Right there I knew they'll be in trouble.

They began talking about the roles modes of transportation other than automobiles could have in the plan. Cincinnatians don't know modes of transport other than automobiles exist. Oh sure, they see planes overhead and at the airport. They might even use one at some point. They see boats as well, but see them as for someone else. Cincinnatians also see trains, but have no clue as to how they impact their lives, and likely assume that being a quaint relic of past times, they don't. And bicycles are something for children, right?

The speakers specifically mentioned bike paths and light rail/streetcars as possible elements of the revitalization of the Mill Creek corridor.

Despite the fact that all other cities that build light rail/streetcar systems experience higher property values, increased economic activity, new businesses and jobs along those lines, Cincinnatians and the residents of Hamilton County have for a long time been informed that these systems will lower their property values and increase crime. Why should that be the case here, when it has been just the opposite in every other city? Cincinnatians don't ask those questions. They accept what they are told largely because the people who tell them this are longtime fixtures in Hamilton County government (ie: officials who haven't experienced anything better). Change isn't very popular in Cincinnati/Hamilton County, which is why so many for so long have voted over and again for a Republican-dominated county board of commissioners. Republicans don't like change either. The party of values as they are; they yearn for a return to "the good old days", strong families, and simpler times.

This is where it gets weird.

The good old days, strong families, and simpler times depended largely upon streetcars/rail systems and urban centers. In our rush to the suburbs we've ignored all that. Instead of walking to work, we drive up to two hours we live so far away. There's no train or streetcar to take; and in many cases, not even a bus. We've made sure we are completely dependent upon our cars to get to work, go shopping, get the kids to school and sports practice; even to get out of our neighborhoods, now crazy communities of isolated cul-de-sacs, instead of interlocking blocks of homes, shops, and churches as before.

There's this "new urbanism" movement the speakers were talking about and how Cincinnati can benefit from it. Movements scare Cincinnatians. So does the word "urban". But new urbanism shouldn't. Basically, new urbanism is in many ways a return to the best ideas of the past. It is the idea of creating neighborhoods in which people can walk to many of the places where they shop, study, and work. A range of housing, shopping, and job types located in one community benefits all. The residents are healthier, they spend more time together, they need not drive so long or far every day, and if they must commute to work, streetcar/rail/bus systems are easily accessible, rendering the daily drive for many obsolete. Healthy, vibrant neighborhoods like this are the very things that enabled the development and sustainability of the world's great places to live, as well as created those "good old days" of which people hold so fondly.
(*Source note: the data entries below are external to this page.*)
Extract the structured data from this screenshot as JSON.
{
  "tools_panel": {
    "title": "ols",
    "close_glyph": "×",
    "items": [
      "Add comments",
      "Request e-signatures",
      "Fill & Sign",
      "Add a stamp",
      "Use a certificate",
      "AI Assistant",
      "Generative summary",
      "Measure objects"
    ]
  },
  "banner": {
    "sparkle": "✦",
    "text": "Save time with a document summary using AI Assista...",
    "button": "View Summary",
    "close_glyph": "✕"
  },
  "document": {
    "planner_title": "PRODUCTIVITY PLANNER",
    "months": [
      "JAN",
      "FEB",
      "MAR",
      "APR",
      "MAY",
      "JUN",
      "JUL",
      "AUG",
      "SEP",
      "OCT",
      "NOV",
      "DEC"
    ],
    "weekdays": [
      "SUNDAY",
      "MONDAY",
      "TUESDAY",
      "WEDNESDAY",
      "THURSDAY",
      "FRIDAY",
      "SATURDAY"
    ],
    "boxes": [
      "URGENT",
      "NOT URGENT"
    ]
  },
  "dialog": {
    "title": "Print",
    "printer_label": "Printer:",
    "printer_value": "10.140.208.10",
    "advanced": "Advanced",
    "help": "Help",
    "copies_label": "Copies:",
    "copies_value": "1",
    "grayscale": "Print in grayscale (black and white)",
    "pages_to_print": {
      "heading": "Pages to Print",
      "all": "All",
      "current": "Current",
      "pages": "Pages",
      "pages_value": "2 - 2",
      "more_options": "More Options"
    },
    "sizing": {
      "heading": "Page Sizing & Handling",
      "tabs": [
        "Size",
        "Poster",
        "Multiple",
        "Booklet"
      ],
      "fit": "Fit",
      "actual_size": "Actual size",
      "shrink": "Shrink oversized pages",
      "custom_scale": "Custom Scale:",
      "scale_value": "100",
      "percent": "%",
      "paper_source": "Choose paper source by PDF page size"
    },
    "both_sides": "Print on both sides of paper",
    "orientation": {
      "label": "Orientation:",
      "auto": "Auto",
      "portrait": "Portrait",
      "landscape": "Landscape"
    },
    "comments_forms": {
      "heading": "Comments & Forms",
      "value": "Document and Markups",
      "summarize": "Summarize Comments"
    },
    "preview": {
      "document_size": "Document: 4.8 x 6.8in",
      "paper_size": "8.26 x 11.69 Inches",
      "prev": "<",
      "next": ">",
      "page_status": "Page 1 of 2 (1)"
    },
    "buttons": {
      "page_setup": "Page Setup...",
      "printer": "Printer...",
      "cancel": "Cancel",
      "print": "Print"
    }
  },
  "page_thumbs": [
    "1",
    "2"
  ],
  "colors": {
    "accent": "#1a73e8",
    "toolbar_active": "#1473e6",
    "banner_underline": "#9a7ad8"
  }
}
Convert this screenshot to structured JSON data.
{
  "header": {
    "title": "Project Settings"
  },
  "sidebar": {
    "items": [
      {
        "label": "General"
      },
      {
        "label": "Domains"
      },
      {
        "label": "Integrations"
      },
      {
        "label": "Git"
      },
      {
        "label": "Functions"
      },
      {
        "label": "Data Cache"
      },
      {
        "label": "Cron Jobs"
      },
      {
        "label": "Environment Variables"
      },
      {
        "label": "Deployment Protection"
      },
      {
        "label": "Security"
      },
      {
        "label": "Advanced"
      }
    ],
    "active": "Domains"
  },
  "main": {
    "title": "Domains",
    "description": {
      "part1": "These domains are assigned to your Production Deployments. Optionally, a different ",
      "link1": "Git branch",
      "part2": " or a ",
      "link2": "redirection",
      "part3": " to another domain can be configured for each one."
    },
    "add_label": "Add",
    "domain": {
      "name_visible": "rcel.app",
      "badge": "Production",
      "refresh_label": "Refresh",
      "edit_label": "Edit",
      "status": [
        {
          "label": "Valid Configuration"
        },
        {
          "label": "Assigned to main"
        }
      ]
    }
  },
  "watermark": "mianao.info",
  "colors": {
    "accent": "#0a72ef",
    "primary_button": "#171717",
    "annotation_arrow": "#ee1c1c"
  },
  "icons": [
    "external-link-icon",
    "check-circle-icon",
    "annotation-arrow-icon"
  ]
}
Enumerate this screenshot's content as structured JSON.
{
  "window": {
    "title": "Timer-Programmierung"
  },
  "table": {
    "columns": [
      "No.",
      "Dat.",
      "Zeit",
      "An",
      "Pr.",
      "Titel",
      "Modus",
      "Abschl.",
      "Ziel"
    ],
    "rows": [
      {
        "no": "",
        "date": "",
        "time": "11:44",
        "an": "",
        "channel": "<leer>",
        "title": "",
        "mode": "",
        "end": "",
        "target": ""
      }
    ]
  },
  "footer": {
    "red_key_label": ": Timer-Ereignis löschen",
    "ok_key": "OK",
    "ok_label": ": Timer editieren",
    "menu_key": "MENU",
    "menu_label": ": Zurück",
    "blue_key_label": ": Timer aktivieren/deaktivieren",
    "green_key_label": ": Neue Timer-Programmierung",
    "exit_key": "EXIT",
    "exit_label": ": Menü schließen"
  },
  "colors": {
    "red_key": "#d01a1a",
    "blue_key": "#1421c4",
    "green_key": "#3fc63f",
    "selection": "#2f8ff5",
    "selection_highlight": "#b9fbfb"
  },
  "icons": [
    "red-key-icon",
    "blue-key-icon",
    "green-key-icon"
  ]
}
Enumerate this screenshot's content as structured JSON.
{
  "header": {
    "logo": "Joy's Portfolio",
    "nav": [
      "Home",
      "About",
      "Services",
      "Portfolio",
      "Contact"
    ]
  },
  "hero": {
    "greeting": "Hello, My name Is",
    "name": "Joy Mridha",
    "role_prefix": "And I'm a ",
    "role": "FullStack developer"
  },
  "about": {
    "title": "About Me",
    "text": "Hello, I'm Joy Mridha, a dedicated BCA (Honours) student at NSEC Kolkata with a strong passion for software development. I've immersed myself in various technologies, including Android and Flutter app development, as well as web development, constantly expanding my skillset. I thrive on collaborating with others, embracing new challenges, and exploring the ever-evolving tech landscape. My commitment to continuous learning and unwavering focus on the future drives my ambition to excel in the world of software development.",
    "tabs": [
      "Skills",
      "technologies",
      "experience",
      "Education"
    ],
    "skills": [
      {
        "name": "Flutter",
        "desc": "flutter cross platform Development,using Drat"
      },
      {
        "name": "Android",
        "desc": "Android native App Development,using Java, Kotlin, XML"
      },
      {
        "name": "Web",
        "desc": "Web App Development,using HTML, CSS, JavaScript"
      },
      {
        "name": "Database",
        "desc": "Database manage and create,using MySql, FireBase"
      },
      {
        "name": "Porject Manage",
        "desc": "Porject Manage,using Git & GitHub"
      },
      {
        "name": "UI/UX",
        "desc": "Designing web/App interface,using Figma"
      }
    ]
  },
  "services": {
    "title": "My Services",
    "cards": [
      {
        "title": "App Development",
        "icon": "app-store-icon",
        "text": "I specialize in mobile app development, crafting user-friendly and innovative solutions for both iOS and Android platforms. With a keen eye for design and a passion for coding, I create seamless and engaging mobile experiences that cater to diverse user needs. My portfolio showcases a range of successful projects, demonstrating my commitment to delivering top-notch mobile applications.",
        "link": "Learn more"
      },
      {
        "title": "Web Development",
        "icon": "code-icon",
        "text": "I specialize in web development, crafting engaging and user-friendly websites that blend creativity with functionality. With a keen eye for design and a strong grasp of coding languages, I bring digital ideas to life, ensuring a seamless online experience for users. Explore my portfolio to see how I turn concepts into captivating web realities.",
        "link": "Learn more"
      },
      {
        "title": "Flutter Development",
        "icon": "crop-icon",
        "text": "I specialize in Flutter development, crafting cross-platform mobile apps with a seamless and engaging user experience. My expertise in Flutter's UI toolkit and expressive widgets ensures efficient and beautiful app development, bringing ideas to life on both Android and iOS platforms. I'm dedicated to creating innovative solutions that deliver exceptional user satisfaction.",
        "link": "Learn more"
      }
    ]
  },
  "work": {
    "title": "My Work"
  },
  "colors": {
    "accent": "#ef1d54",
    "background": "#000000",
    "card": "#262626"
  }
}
Call it "new urbanism" or going "back to the future" if you will. Whatever you call it, and whatever your politics, it is what will propel Cincinnati successfully into the future.